Beginning Monday, Bay County Utility Services (BCUS) will be trialing a different chemical to clean the area’s drinking water. It’s a two-week pilot program approved by the Florida Department of Environmental Protection. If it does work, officials said it could come with some other benefits as well.

Keeping clean water flowing is the goal for BCUS, but this past year’s supply chain issues haven’t made it easy.

“Everything drinking, showering, cooking, serves the entire county,” Sean Lathrop, the Superintendent of Bay County Utility Water Services, said. “One of our chemical companies had a hard time getting our treatment chemical to us.”

The risk of not having safe water is one Lathrop said he doesn’t want to take, which is why the department decided to try an alternative chemical.

“So during that time, we decided to take the initiative to look at a different treatment chemical,” Lathrop said. “The main coagulant right now is ferric sulfate and this new one is going to be aluminum chloride. Does the same exact thing to the water.
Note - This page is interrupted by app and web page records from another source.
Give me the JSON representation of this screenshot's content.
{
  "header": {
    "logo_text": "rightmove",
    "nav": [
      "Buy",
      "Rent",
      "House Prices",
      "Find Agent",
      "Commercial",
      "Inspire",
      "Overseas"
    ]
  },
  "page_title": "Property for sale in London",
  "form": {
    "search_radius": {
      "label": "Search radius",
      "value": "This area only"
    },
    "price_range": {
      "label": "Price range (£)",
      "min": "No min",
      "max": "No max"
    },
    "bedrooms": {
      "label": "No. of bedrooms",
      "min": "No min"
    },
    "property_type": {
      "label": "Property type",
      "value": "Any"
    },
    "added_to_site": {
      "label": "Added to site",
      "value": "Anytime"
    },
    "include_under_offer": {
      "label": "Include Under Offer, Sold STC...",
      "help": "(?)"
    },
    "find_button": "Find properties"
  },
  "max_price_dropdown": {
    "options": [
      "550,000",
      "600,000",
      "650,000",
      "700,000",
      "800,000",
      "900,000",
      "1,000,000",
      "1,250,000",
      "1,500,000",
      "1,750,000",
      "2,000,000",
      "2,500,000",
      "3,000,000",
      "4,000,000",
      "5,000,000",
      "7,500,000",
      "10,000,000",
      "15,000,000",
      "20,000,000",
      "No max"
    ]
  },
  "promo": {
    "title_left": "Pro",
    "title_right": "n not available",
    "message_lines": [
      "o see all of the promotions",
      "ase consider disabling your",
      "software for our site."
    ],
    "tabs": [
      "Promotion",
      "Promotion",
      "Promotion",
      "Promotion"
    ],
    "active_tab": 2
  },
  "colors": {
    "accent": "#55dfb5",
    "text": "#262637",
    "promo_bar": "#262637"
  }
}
It’s just a reaction from the positive and the negative.”

Not only is it more accessible, but it’s also safer for workers.

Right now, we use sulfuric acid for Ph control, and we would not have to use that anymore,” Lathrop said.

It could also save the county some big bucks.

“It has the possibility to save between $100,000 to $200,000 a year,” Lathrop said.

The pilot program will only be tested using half the plant.

“As you can see here, we have two basins. So, one of our basins is going to be running the main coagulant that we use today, and the other basin is going to be the trial,” Lathrop said.

If something goes wrong, the other filters are on standby and ready to switch back to normal operations.